Published in the journal Nature Communications, the study indicates that individuals with higher intelligence scores take longer to solve complex problems due to their tendency to avoid hasty conclusions. The research also reveals a link between problem-solving abilities and differences in brain connectivity and synchrony among different regions.
The study, led by Michael Schirner of the Charité-Universitätsmedizin Berlin, analyzed data from 1,176 participants in the Human Connectome Project. The researchers examined the relationship between intelligence scores and reaction times on the Penn Matrix Reasoning Test, which involves increasingly complex pattern-matching tasks. The findings showed that individuals with higher intelligence scores solved easier problems more quickly, but took more time to solve difficult ones, likely because they dedicated more time to inferring hidden rules before arriving at the correct solution.

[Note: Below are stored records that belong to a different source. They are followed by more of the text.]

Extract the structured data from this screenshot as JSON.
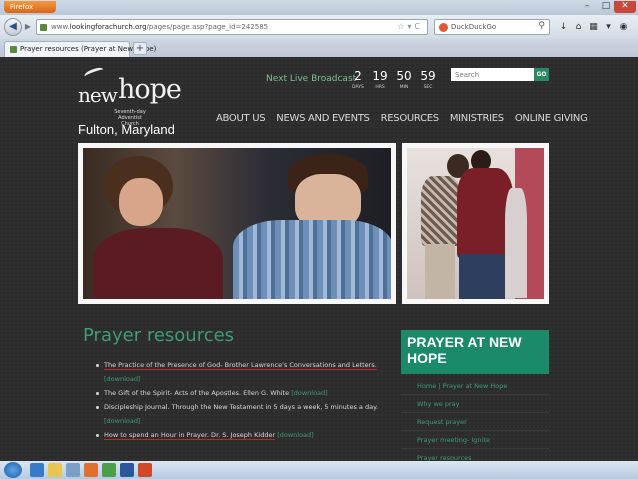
{
  "browser": {
    "app_button": "Firefox",
    "url_prefix": "www.",
    "url_host": "lookingforachurch.org",
    "url_path": "/pages/page.asp?page_id=242585",
    "search_engine": "DuckDuckGo",
    "tab_title": "Prayer resources (Prayer at New Hope)",
    "new_tab_label": "+"
  },
  "site": {
    "logo_new": "new",
    "logo_hope": "hope",
    "logo_sub": "Seventh-day Adventist Church",
    "location": "Fulton, Maryland",
    "next_broadcast_label": "Next Live Broadcast",
    "countdown": [
      {
        "num": "2",
        "label": "DAYS"
      },
      {
        "num": "19",
        "label": "HRS"
      },
      {
        "num": "50",
        "label": "MIN"
      },
      {
        "num": "59",
        "label": "SEC"
      }
    ],
    "search_placeholder": "Search",
    "search_go": "GO",
    "nav": [
      "ABOUT US",
      "NEWS AND EVENTS",
      "RESOURCES",
      "MINISTRIES",
      "ONLINE GIVING"
    ]
  },
  "main": {
    "title": "Prayer resources",
    "items": [
      {
        "text": "The Practice of the Presence of God- Brother Lawrence's Conversations and Letters.",
        "link": "[download]"
      },
      {
        "text": "The Gift of the Spirit- Acts of the Apostles. Ellen G. White",
        "link": "[download]"
      },
      {
        "text": "Discipleship Journal. Through the New Testament in 5 days a week, 5 minutes a day.",
        "link": "[download]"
      },
      {
        "text": "How to spend an Hour in Prayer. Dr. S. Joseph Kidder",
        "link": "[download]"
      }
    ]
  },
  "sidebar": {
    "heading": "PRAYER AT NEW HOPE",
    "links": [
      "Home | Prayer at New Hope",
      "Why we pray",
      "Request prayer",
      "Prayer meeting- Ignite",
      "Prayer resources"
    ]
  },
  "colors": {
    "accent": "#3d9c74",
    "sidebar_header": "#1a8a6a",
    "underline": "#c0262c",
    "page_bg": "#2c2c2c"
  }
}
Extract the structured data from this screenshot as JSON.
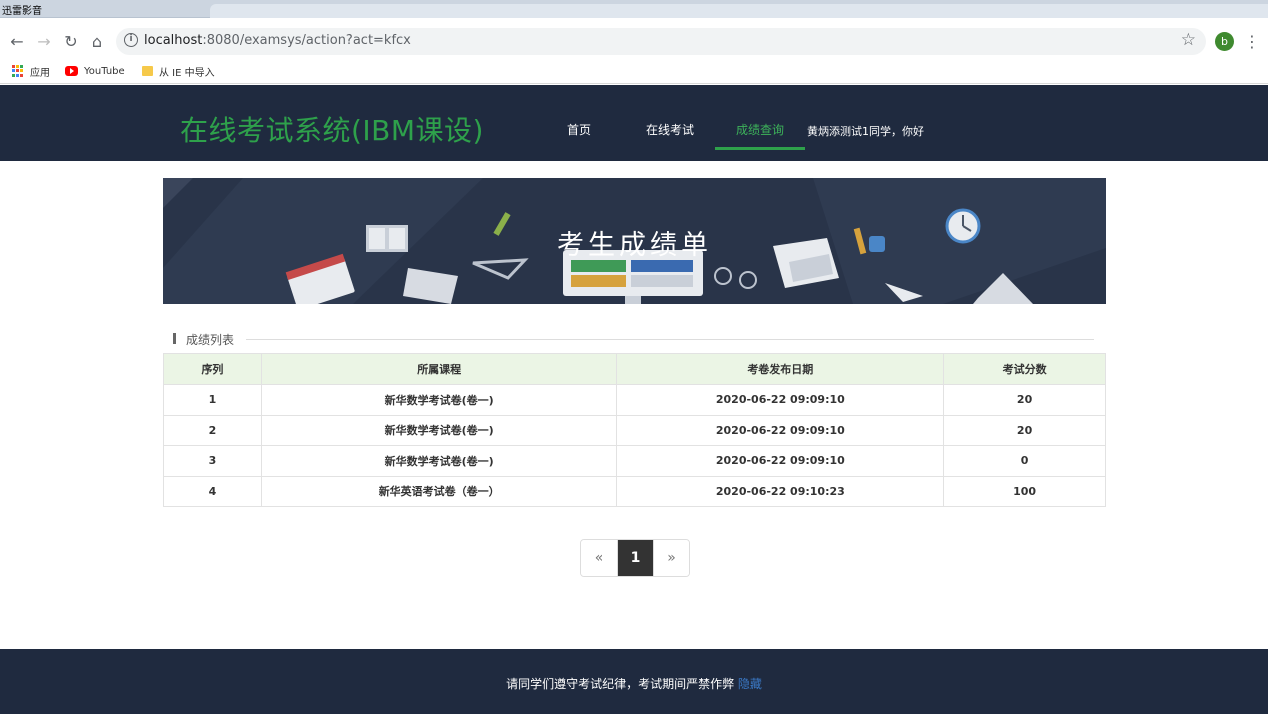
{
  "window": {
    "title": "迅雷影音"
  },
  "browser": {
    "url_host": "localhost",
    "url_rest": ":8080/examsys/action?act=kfcx",
    "profile_initial": "b",
    "bookmarks": [
      "应用",
      "YouTube",
      "从 IE 中导入"
    ]
  },
  "site": {
    "logo": "在线考试系统(IBM课设)",
    "nav": [
      "首页",
      "在线考试",
      "成绩查询"
    ],
    "active_nav": "成绩查询",
    "greeting": "黄炳添测试1同学，你好",
    "accent_color": "#2ea14b",
    "header_bg": "#1f2a3f"
  },
  "banner": {
    "title": "考生成绩单"
  },
  "list": {
    "section_title": "成绩列表",
    "columns": [
      "序列",
      "所属课程",
      "考卷发布日期",
      "考试分数"
    ],
    "rows": [
      [
        "1",
        "新华数学考试卷(卷一)",
        "2020-06-22 09:09:10",
        "20"
      ],
      [
        "2",
        "新华数学考试卷(卷一)",
        "2020-06-22 09:09:10",
        "20"
      ],
      [
        "3",
        "新华数学考试卷(卷一)",
        "2020-06-22 09:09:10",
        "0"
      ],
      [
        "4",
        "新华英语考试卷（卷一）",
        "2020-06-22 09:10:23",
        "100"
      ]
    ]
  },
  "pager": {
    "prev": "«",
    "current": "1",
    "next": "»"
  },
  "footer": {
    "text": "请同学们遵守考试纪律，考试期间严禁作弊",
    "link": "隐藏"
  }
}
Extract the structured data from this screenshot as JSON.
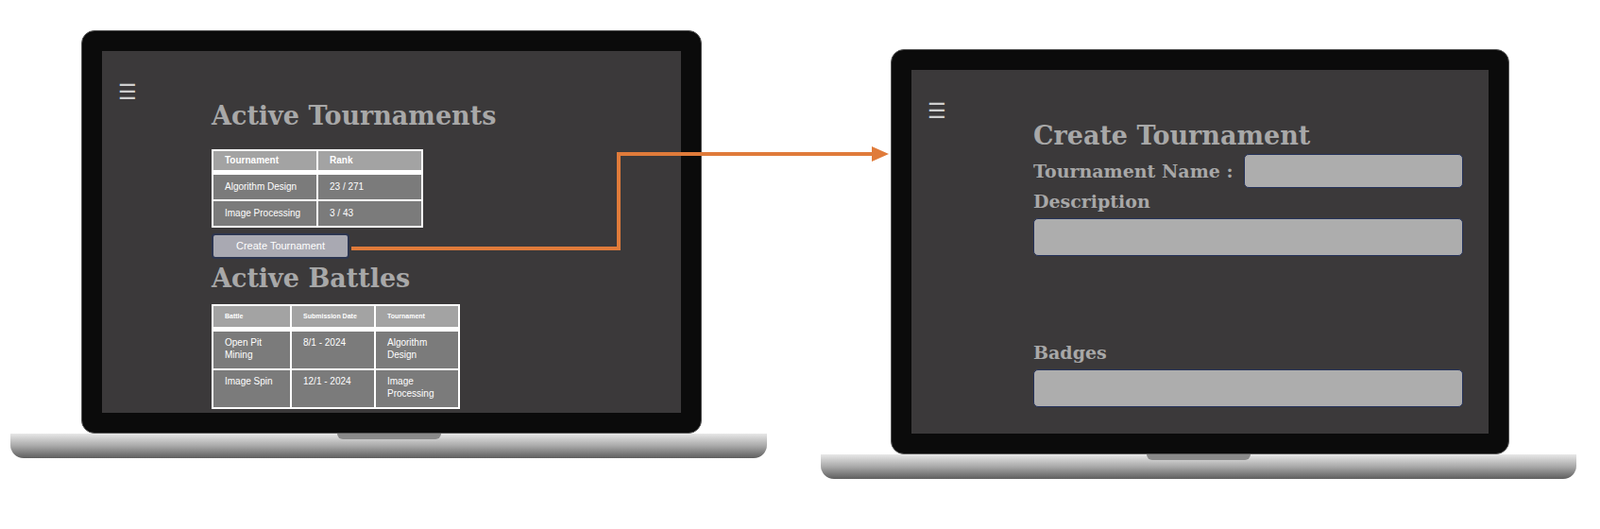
{
  "tournaments_screen": {
    "menu_icon": "☰",
    "title": "Active Tournaments",
    "tournaments_table": {
      "columns": [
        "Tournament",
        "Rank"
      ],
      "rows": [
        [
          "Algorithm Design",
          "23 / 271"
        ],
        [
          "Image Processing",
          "3 / 43"
        ]
      ]
    },
    "create_button": "Create Tournament",
    "battles_title": "Active Battles",
    "battles_table": {
      "columns": [
        "Battle",
        "Submission Date",
        "Tournament"
      ],
      "rows": [
        [
          "Open Pit Mining",
          "8/1 - 2024",
          "Algorithm Design"
        ],
        [
          "Image Spin",
          "12/1 - 2024",
          "Image Processing"
        ]
      ]
    }
  },
  "create_screen": {
    "menu_icon": "☰",
    "title": "Create Tournament",
    "fields": [
      {
        "label": "Tournament Name :",
        "kind": "inline"
      },
      {
        "label": "Description",
        "kind": "stacked"
      },
      {
        "label": "Badges",
        "kind": "stacked"
      }
    ]
  }
}
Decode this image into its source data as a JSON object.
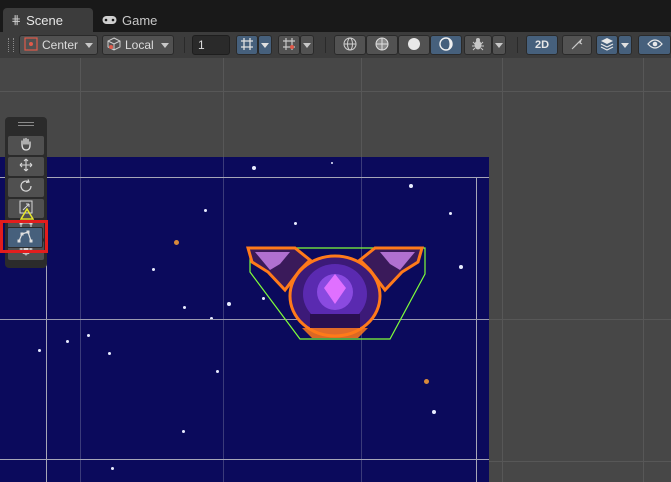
{
  "tabs": [
    {
      "label": "Scene",
      "icon": "grid-icon",
      "active": true
    },
    {
      "label": "Game",
      "icon": "gamepad-icon",
      "active": false
    }
  ],
  "toolbar": {
    "pivot_label": "Center",
    "space_label": "Local",
    "grid_size_value": "1",
    "two_d_label": "2D"
  },
  "tools": [
    "hand-tool",
    "move-tool",
    "rotate-tool",
    "scale-tool",
    "rect-tool",
    "transform-tool",
    "custom-editor-tool"
  ],
  "colors": {
    "accent_active": "#46607c",
    "space_background": "#0b0a5c",
    "highlight_box": "#e31d1d",
    "collider_outline": "#7fff3a",
    "sprite_outline": "#ff7a1a"
  }
}
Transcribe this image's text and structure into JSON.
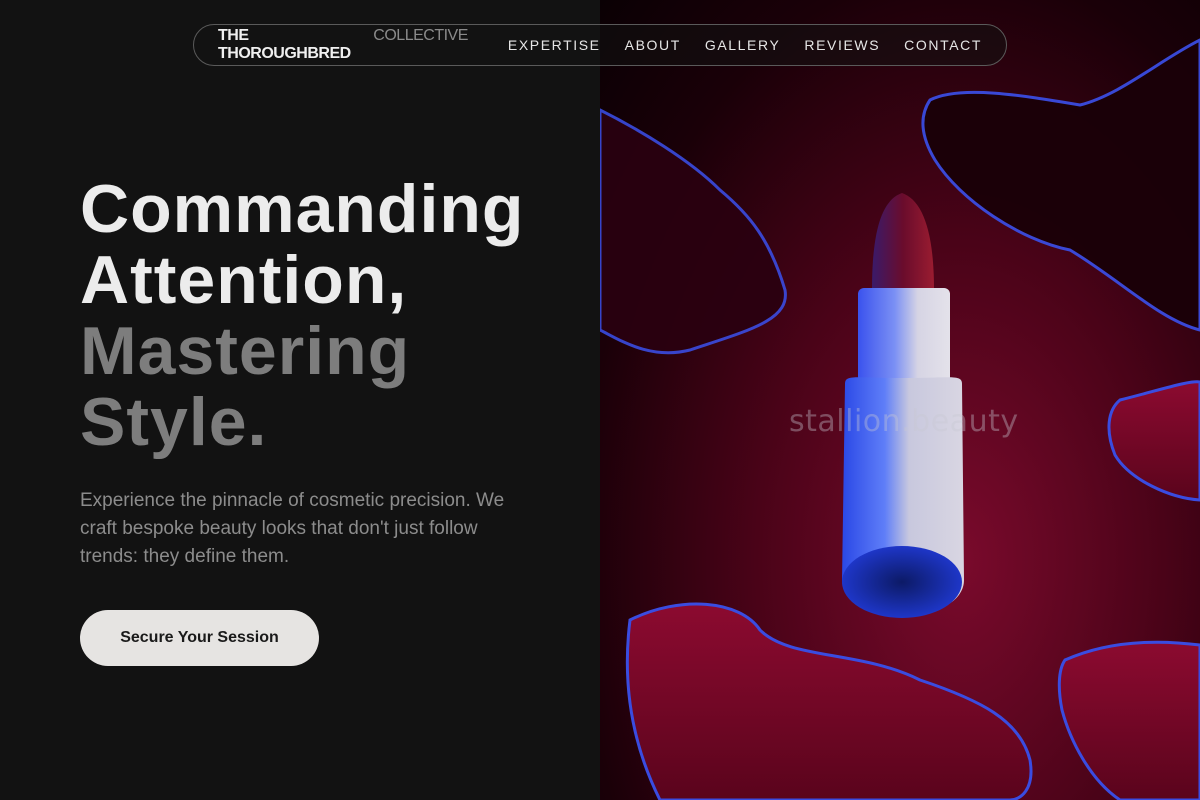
{
  "nav": {
    "brand_strong": "THE THOROUGHBRED",
    "brand_light": "COLLECTIVE",
    "links": [
      "EXPERTISE",
      "ABOUT",
      "GALLERY",
      "REVIEWS",
      "CONTACT"
    ]
  },
  "hero": {
    "headline": [
      "Commanding",
      "Attention,",
      "Mastering",
      "Style."
    ],
    "description": "Experience the pinnacle of cosmetic precision. We craft bespoke beauty looks that don't just follow trends: they define them.",
    "cta_label": "Secure Your Session"
  },
  "image": {
    "watermark": "stallion.beauty",
    "subject": "lipstick-icon"
  },
  "colors": {
    "background": "#121212",
    "headline_bright": "#ececec",
    "headline_dim": "#7d7d7d",
    "cta_bg": "#e6e4e2",
    "accent_red": "#8a0a30",
    "accent_blue": "#3a5cf0"
  }
}
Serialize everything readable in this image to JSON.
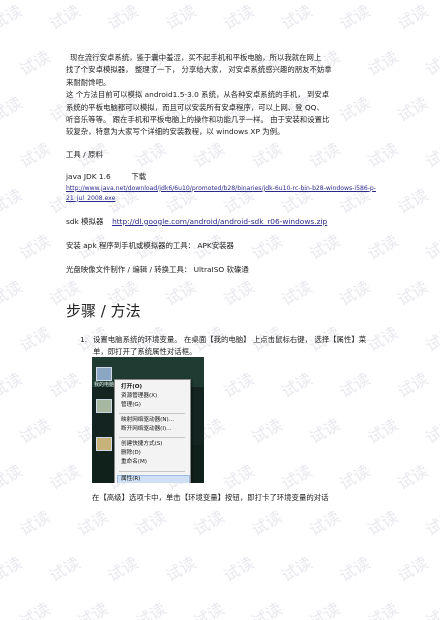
{
  "watermark": "试读",
  "intro": {
    "lines": [
      "现在流行安卓系统，鉴于囊中羞涩，买不起手机和平板电脑，所以我就在网上",
      "找了个安卓模拟器， 整理了一下， 分享给大家， 对安卓系统感兴趣的朋友不妨拿",
      "来耐耐馋吧。",
      "这 个方法目前可以模拟  android1.5-3.0   系统，从各种安卓系统的手机， 到安卓",
      "系统的平板电脑都可以模拟，而且可以安装所有安卓程序，可以上网、登      QQ、",
      "听音乐等等。 跟在手机和平板电脑上的操作和功能几乎一样。    由于安装和设置比",
      "较复杂，特意为大家写个详细的安装教程，以      windows XP 为例。"
    ]
  },
  "tools_heading": "工具 / 原料",
  "jdk": {
    "name": "java JDK 1.6",
    "action": "下载",
    "url": "http://www.java.net/download/jdk6/6u10/promoted/b28/binaries/jdk-6u10-rc-bin-b28-windows-i586-p-21_jul_2008.exe"
  },
  "sdk": {
    "label": "sdk 模拟器",
    "url": "http://dl.google.com/android/android-sdk_r06-windows.zip"
  },
  "apk_line": "安装 apk 程序到手机或模拟器的工具：    APK安装器",
  "iso_line": "光盘映像文件制作  / 编辑 / 转换工具：  UltraISO  软碟通",
  "steps_heading": "步骤 / 方法",
  "step1": {
    "number": "1.",
    "text": "设置电脑系统的环境变量。  在桌面【我的电脑】 上点击鼠标右键， 选择【属性】菜单，即打开了系统属性对话框。"
  },
  "screenshot": {
    "desktop_label": "我的电脑",
    "menu_items": [
      "打开(O)",
      "资源管理器(X)",
      "管理(G)",
      "映射网络驱动器(N)...",
      "断开网络驱动器(I)...",
      "创建快捷方式(S)",
      "删除(D)",
      "重命名(M)",
      "属性(R)"
    ]
  },
  "caption": "在【高级】选项卡中，单击【环境变量】按钮，即打卡了环境变量的对话"
}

To further investigate, the researchers created personalized brain network models for 650 participants by combining their brain connectivity data with general models of neural circuits related to decision-making and working memory. The analysis revealed that those who took longer to solve complex tasks exhibited higher resting state connectivity between the frontal and parietal lobes and greater synchrony between these brain regions.
The frontal lobe is known for its role in attention and decision-making, while the parietal lobe collects and integrates sensory information. Previous brain scanning studies have indicated that intelligence involves a frontoparietal network, so the increased synchrony between these regions may reflect a prefrontal attentional mechanism that influences processing in the parietal lobe.
Contrary to the assumption that higher intelligence results from a faster brain, these findings challenge this notion. They suggest that speed is not always advantageous and that there can be a tradeoff between speed and accuracy, leading to better decision-making. While quick and automatic thinking may suffice for easy tasks, a slower and more deliberate cognitive approach, which allows for thorough integration of relevant information, may be more effective for solving complex problems.